WORK REQUEST
Keep every line of the data below that has the string "left" and present those lines.

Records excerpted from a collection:
- - -

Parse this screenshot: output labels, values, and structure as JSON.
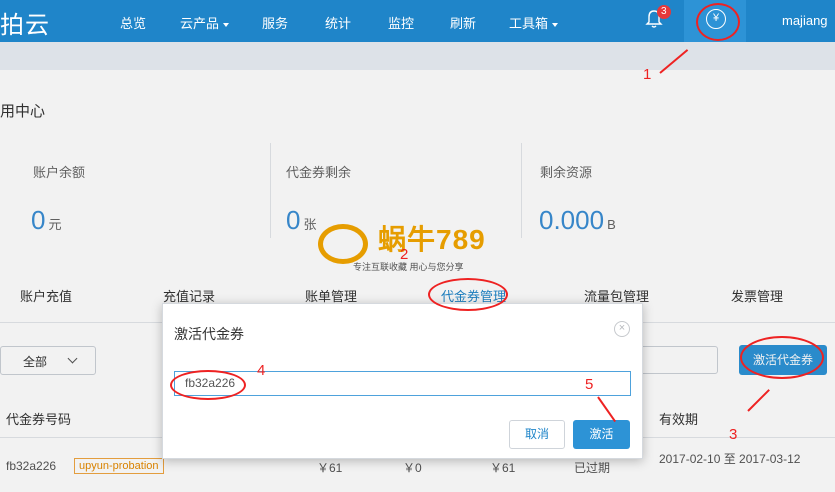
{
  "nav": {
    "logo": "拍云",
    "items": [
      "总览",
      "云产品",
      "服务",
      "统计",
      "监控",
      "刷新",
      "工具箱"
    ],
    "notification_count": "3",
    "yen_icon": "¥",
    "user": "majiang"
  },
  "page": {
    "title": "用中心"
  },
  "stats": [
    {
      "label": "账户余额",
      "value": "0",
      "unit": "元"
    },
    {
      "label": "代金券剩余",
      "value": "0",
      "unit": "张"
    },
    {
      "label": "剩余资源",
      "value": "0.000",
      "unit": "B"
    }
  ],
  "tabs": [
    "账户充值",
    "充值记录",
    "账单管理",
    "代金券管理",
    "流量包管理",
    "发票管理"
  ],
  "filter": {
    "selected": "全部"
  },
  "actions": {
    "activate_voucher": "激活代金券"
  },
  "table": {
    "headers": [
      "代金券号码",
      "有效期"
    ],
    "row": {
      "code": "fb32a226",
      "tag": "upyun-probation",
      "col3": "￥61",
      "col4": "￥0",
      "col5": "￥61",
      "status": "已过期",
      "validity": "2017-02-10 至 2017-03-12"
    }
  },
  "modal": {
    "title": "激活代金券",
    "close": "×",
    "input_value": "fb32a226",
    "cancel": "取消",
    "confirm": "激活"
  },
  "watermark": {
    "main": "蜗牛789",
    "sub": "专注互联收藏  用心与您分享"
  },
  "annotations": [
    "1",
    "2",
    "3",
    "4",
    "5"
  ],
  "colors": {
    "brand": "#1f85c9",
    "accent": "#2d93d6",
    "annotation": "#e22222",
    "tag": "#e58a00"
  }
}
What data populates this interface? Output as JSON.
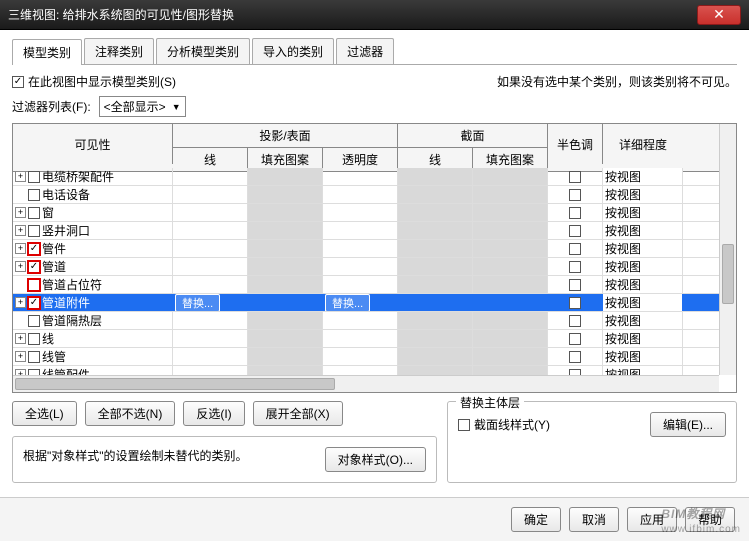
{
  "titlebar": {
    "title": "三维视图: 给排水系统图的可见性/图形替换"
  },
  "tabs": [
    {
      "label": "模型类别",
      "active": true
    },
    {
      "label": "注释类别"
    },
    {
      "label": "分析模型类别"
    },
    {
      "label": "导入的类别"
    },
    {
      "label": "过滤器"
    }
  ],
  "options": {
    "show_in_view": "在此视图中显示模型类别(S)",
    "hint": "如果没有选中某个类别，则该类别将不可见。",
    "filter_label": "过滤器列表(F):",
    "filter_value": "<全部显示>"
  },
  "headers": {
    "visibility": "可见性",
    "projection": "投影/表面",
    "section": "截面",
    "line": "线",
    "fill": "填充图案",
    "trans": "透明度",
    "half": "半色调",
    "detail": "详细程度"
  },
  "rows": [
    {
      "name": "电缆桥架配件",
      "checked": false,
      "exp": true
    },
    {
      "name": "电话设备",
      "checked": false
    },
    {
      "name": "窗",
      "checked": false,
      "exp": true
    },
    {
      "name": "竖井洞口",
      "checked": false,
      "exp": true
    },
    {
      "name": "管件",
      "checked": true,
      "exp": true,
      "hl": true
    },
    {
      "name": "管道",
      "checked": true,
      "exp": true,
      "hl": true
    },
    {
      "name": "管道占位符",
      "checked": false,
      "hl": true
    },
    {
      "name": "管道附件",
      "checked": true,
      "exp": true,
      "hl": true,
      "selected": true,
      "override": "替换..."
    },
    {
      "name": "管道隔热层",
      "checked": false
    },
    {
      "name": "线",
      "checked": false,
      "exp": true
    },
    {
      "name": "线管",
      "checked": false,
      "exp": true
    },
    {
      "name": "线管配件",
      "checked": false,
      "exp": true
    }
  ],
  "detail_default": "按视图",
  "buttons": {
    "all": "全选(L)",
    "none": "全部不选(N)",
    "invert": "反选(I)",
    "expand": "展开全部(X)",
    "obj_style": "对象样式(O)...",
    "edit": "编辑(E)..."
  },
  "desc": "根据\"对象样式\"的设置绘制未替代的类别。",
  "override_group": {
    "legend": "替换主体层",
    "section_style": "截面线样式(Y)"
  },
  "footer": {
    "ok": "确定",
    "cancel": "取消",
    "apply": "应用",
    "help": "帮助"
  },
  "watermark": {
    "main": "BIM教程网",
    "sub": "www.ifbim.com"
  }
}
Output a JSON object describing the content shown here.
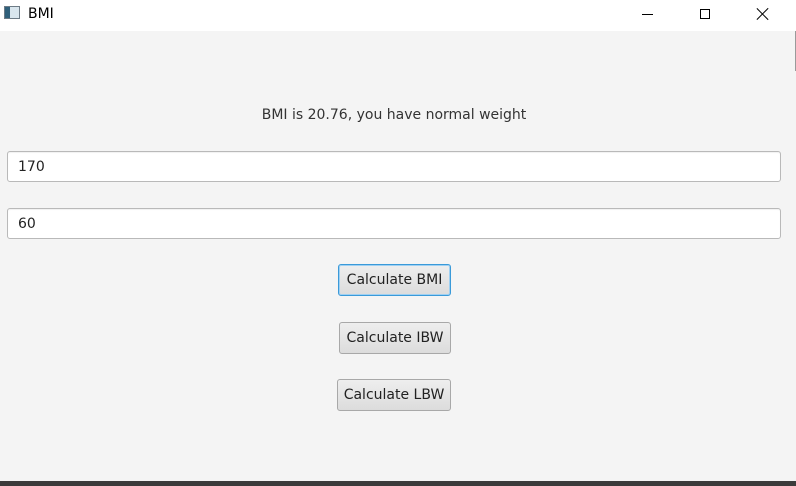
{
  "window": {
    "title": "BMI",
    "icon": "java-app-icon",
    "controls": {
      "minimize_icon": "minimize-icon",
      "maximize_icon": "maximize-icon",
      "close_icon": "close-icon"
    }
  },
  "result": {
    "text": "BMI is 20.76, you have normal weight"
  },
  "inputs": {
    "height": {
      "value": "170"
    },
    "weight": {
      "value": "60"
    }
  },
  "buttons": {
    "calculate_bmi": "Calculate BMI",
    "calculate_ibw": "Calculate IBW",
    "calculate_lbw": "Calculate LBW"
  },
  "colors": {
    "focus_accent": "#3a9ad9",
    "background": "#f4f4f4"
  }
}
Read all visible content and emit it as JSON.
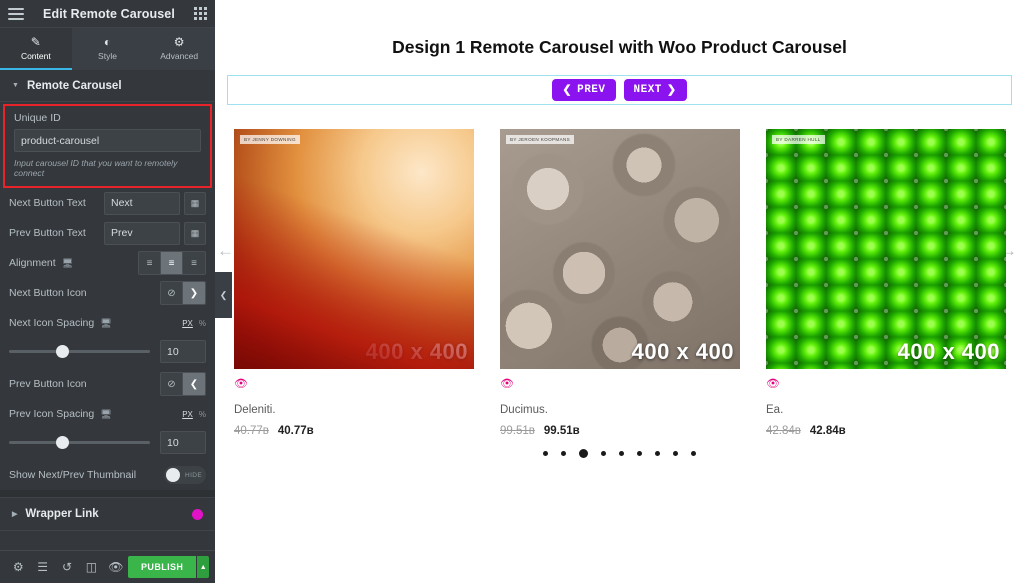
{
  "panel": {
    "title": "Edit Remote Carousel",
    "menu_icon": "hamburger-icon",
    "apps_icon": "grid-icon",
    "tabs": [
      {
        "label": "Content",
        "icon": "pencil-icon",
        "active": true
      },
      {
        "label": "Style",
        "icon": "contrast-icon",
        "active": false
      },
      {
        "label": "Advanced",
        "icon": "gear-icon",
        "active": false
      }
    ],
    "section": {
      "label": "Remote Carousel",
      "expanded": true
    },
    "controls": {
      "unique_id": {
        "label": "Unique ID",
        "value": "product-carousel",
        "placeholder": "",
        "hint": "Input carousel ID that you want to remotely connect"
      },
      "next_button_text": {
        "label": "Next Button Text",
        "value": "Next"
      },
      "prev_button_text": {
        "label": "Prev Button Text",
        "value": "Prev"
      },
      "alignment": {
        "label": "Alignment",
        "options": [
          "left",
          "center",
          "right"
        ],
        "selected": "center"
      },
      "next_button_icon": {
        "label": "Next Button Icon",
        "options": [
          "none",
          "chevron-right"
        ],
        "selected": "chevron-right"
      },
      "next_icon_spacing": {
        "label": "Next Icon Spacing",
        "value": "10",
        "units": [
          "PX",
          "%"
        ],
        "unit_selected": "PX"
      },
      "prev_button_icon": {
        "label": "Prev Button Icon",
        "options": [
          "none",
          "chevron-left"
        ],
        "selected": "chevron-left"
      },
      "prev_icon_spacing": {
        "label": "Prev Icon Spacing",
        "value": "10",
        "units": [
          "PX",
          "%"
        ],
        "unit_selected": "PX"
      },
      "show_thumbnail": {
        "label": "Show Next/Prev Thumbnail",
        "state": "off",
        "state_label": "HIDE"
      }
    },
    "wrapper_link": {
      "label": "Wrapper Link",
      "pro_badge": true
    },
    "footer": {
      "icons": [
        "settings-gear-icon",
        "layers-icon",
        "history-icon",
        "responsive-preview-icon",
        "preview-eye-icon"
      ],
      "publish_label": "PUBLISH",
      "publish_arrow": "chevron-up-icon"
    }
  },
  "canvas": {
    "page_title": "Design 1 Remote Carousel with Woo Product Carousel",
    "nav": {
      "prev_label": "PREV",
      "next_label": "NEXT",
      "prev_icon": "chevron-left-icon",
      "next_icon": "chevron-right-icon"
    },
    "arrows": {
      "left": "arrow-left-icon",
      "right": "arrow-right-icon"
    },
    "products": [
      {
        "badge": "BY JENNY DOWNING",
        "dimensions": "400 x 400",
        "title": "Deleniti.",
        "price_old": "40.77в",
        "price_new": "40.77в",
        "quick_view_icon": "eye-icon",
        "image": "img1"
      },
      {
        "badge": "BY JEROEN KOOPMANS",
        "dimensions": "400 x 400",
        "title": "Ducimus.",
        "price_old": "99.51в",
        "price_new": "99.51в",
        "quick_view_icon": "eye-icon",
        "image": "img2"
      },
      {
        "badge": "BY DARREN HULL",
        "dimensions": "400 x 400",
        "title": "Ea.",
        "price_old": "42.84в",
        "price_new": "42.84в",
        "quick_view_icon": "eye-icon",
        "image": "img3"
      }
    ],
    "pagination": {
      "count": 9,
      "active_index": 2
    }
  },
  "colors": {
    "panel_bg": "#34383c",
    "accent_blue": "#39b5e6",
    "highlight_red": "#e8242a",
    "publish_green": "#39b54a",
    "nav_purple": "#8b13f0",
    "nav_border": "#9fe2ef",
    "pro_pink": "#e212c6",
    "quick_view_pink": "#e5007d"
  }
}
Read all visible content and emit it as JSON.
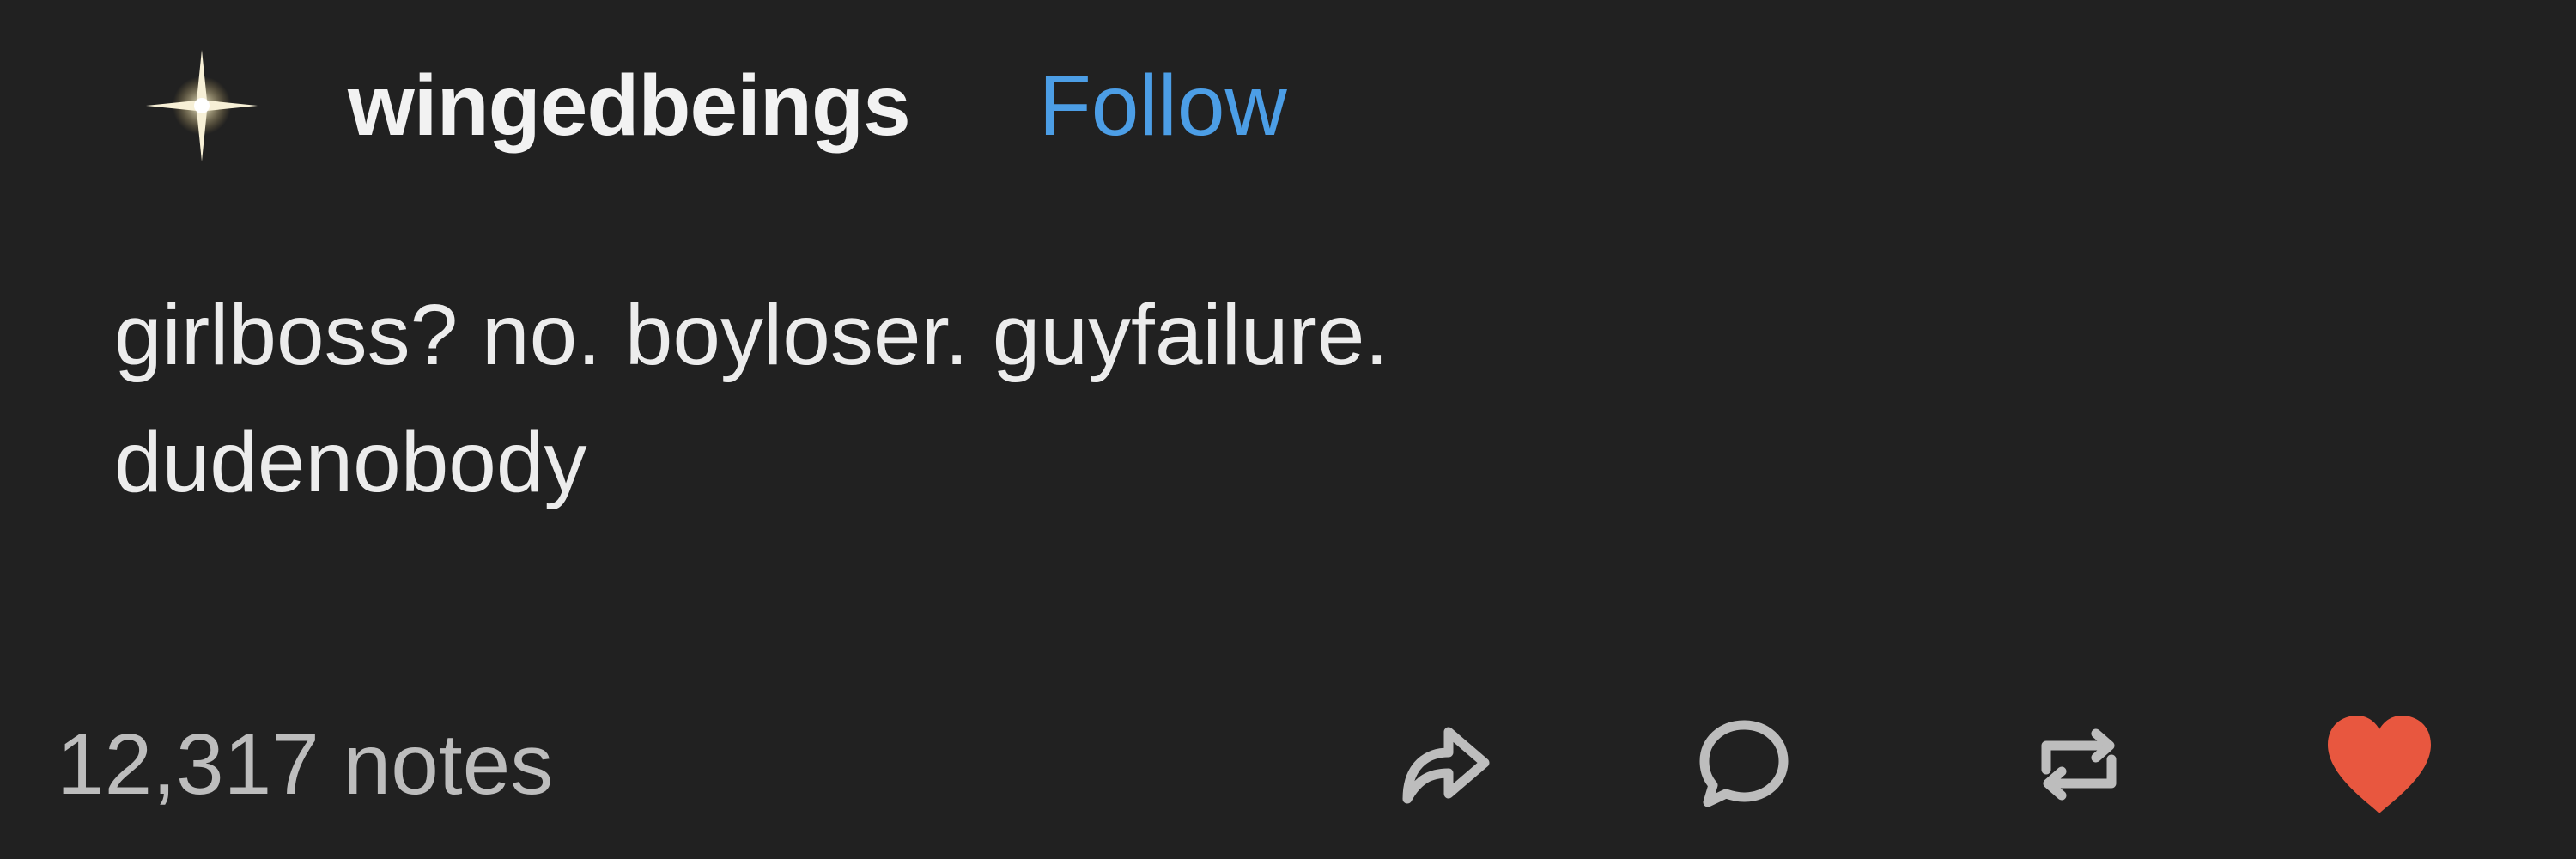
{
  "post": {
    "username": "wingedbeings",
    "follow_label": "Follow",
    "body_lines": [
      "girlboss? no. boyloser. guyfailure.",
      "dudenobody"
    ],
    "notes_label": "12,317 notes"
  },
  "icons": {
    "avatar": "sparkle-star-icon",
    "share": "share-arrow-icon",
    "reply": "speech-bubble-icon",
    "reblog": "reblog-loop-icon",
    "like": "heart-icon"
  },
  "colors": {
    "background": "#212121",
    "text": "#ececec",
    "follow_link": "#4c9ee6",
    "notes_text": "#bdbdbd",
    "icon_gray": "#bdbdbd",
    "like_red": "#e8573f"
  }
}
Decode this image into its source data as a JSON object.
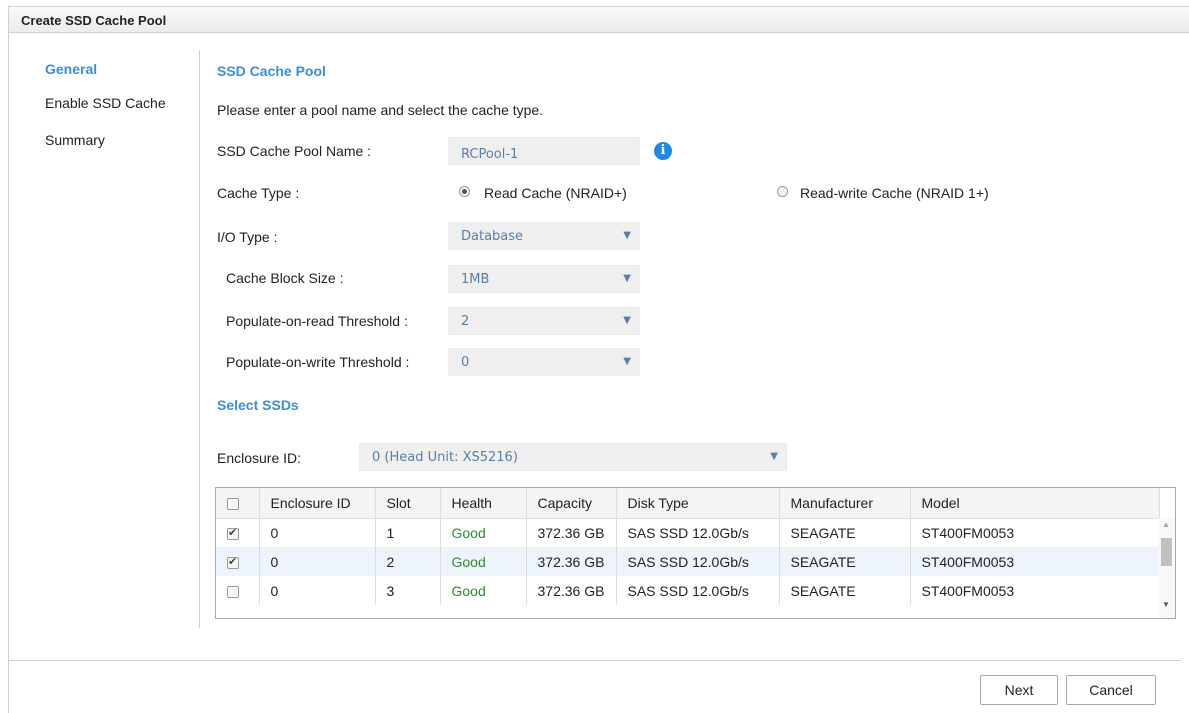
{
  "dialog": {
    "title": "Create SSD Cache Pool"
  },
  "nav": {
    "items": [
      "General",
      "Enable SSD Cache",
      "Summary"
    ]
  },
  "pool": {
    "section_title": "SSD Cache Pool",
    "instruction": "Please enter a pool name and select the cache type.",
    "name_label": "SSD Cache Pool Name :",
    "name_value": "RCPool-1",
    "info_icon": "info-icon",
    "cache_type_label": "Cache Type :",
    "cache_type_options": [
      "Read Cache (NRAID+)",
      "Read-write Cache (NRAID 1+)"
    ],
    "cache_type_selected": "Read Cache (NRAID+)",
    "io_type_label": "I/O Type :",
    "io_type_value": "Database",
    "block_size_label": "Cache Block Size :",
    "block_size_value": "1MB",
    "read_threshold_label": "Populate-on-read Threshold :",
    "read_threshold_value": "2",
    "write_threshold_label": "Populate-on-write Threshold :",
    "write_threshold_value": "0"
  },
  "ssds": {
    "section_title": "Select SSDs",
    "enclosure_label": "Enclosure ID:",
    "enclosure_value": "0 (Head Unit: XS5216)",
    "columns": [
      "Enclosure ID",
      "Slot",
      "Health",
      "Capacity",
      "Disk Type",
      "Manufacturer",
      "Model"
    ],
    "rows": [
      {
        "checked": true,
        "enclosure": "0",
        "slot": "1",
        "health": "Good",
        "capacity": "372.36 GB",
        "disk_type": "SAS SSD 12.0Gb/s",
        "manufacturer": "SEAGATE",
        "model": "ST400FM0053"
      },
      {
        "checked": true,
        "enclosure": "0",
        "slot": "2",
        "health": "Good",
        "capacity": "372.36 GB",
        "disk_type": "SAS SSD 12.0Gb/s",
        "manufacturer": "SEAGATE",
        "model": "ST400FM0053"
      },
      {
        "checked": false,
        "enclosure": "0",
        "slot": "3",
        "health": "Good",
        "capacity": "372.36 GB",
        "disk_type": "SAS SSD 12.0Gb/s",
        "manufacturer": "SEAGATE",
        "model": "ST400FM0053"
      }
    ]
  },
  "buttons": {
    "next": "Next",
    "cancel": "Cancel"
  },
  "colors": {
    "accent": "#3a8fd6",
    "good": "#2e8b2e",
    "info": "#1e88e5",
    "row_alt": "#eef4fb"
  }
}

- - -

ANSWER FOR THE TASK
          "left",
          "chevron-left"
        "selected": "chevron-left"
      "prev_icon": "chevron-left-icon",
      "left": "arrow-left-icon",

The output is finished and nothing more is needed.